Task
Starting at the line that contains "Output a JSON", return every line through the end of the data exactly, without pictures.

Web page and app entries
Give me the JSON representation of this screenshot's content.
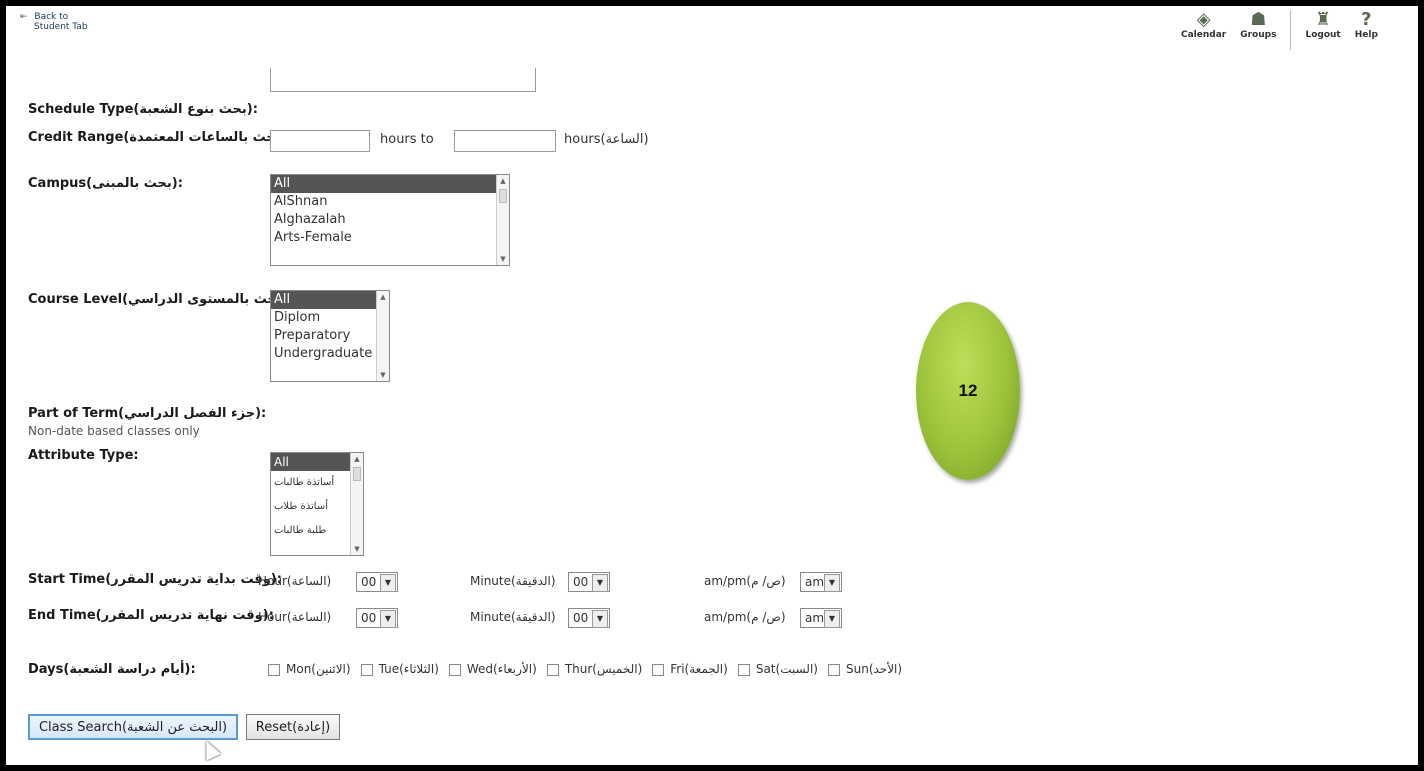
{
  "header": {
    "back_line1": "Back to",
    "back_line2": "Student Tab",
    "nav": [
      {
        "label": "Calendar",
        "icon": "calendar-icon"
      },
      {
        "label": "Groups",
        "icon": "groups-icon"
      },
      {
        "label": "Logout",
        "icon": "logout-icon"
      },
      {
        "label": "Help",
        "icon": "help-icon"
      }
    ]
  },
  "form": {
    "schedule_type": {
      "label": "Schedule Type(بحث بنوع الشعبة):"
    },
    "credit_range": {
      "label": "Credit Range(بحث بالساعات المعتمدة):",
      "hours_to": "hours to",
      "hours": "hours(الساعة)",
      "from_value": "",
      "to_value": ""
    },
    "campus": {
      "label": "Campus(بحث بالمبنى):",
      "options": [
        "All",
        "AlShnan",
        "Alghazalah",
        "Arts-Female"
      ],
      "selected": "All"
    },
    "course_level": {
      "label": "Course Level(بحث بالمستوى الدراسي):",
      "options": [
        "All",
        "Diplom",
        "Preparatory",
        "Undergraduate"
      ],
      "selected": "All"
    },
    "part_of_term": {
      "label": "Part of Term(جزء الفصل الدراسي):",
      "note": "Non-date based classes only"
    },
    "attribute_type": {
      "label": "Attribute Type:",
      "options": [
        "All",
        "أساتذة طالبات",
        "أساتذة طلاب",
        "طلبة طالبات"
      ],
      "selected": "All"
    },
    "start_time": {
      "label": "Start Time(وقت بداية تدريس المقرر):",
      "hour_label": "Hour(الساعة)",
      "hour_value": "00",
      "minute_label": "Minute(الدقيقة)",
      "minute_value": "00",
      "ampm_label": "am/pm(ص/ م)",
      "ampm_value": "am"
    },
    "end_time": {
      "label": "End Time(وقت نهاية تدريس المقرر):",
      "hour_label": "Hour(الساعة)",
      "hour_value": "00",
      "minute_label": "Minute(الدقيقة)",
      "minute_value": "00",
      "ampm_label": "am/pm(ص/ م)",
      "ampm_value": "am"
    },
    "days": {
      "label": "Days(أيام دراسة الشعبة):",
      "items": [
        "Mon(الاثنين)",
        "Tue(الثلاثاء)",
        "Wed(الأربعاء)",
        "Thur(الخميس)",
        "Fri(الجمعة)",
        "Sat(السبت)",
        "Sun(الأحد)"
      ]
    },
    "buttons": {
      "search": "Class Search(البحث عن الشعبة)",
      "reset": "Reset(إعادة)"
    }
  },
  "overlay": {
    "step_number": "12",
    "color": "#9cc23a"
  }
}
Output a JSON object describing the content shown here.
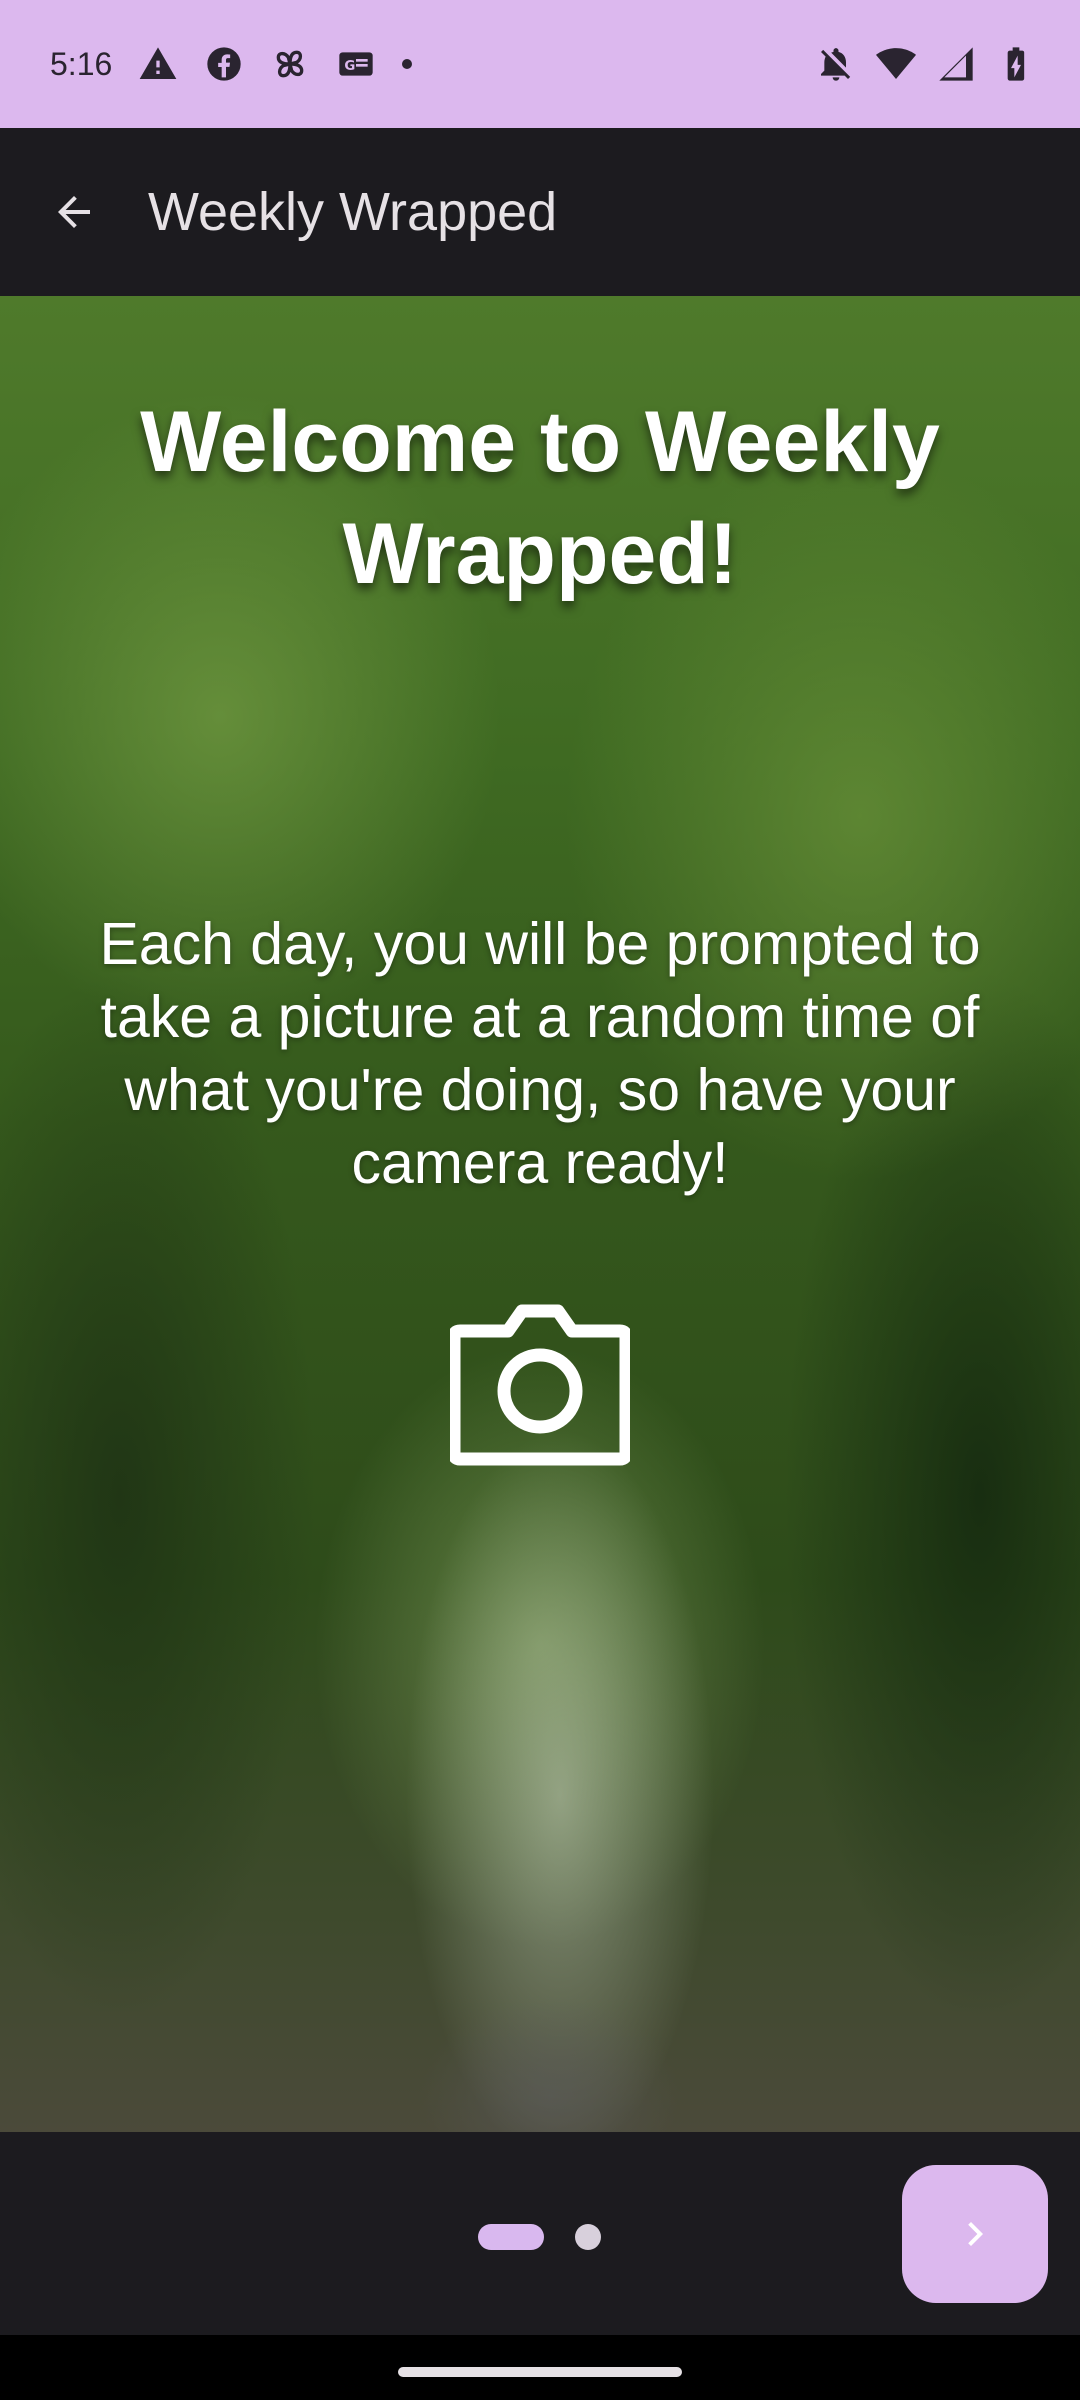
{
  "status_bar": {
    "time": "5:16",
    "left_icons": [
      "warning-icon",
      "facebook-icon",
      "pinwheel-icon",
      "news-icon",
      "dot-icon"
    ],
    "right_icons": [
      "notifications-off-icon",
      "wifi-icon",
      "signal-icon",
      "battery-charging-icon"
    ],
    "background_color": "#dcb8ee"
  },
  "app_bar": {
    "back_icon": "arrow-back-icon",
    "title": "Weekly Wrapped"
  },
  "onboarding": {
    "title": "Welcome to Weekly Wrapped!",
    "description": "Each day, you will be prompted to take a picture at a random time of what you're doing, so have your camera ready!",
    "icon": "camera-icon",
    "page_count": 2,
    "current_page": 1
  },
  "bottom_bar": {
    "next_icon": "chevron-right-icon",
    "accent_color": "#d9b8ef"
  }
}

Solution below
Output a JSON object describing the content shown here.
{
  "status_bar": {
    "time": "5:16",
    "left_icons": [
      "warning-icon",
      "facebook-icon",
      "pinwheel-icon",
      "news-icon",
      "dot-icon"
    ],
    "right_icons": [
      "notifications-off-icon",
      "wifi-icon",
      "signal-icon",
      "battery-charging-icon"
    ],
    "background_color": "#dcb8ee"
  },
  "app_bar": {
    "back_icon": "arrow-back-icon",
    "title": "Weekly Wrapped"
  },
  "onboarding": {
    "title": "Welcome to Weekly Wrapped!",
    "description": "Each day, you will be prompted to take a picture at a random time of what you're doing, so have your camera ready!",
    "icon": "camera-icon",
    "page_count": 2,
    "current_page": 1
  },
  "bottom_bar": {
    "next_icon": "chevron-right-icon",
    "accent_color": "#d9b8ef"
  }
}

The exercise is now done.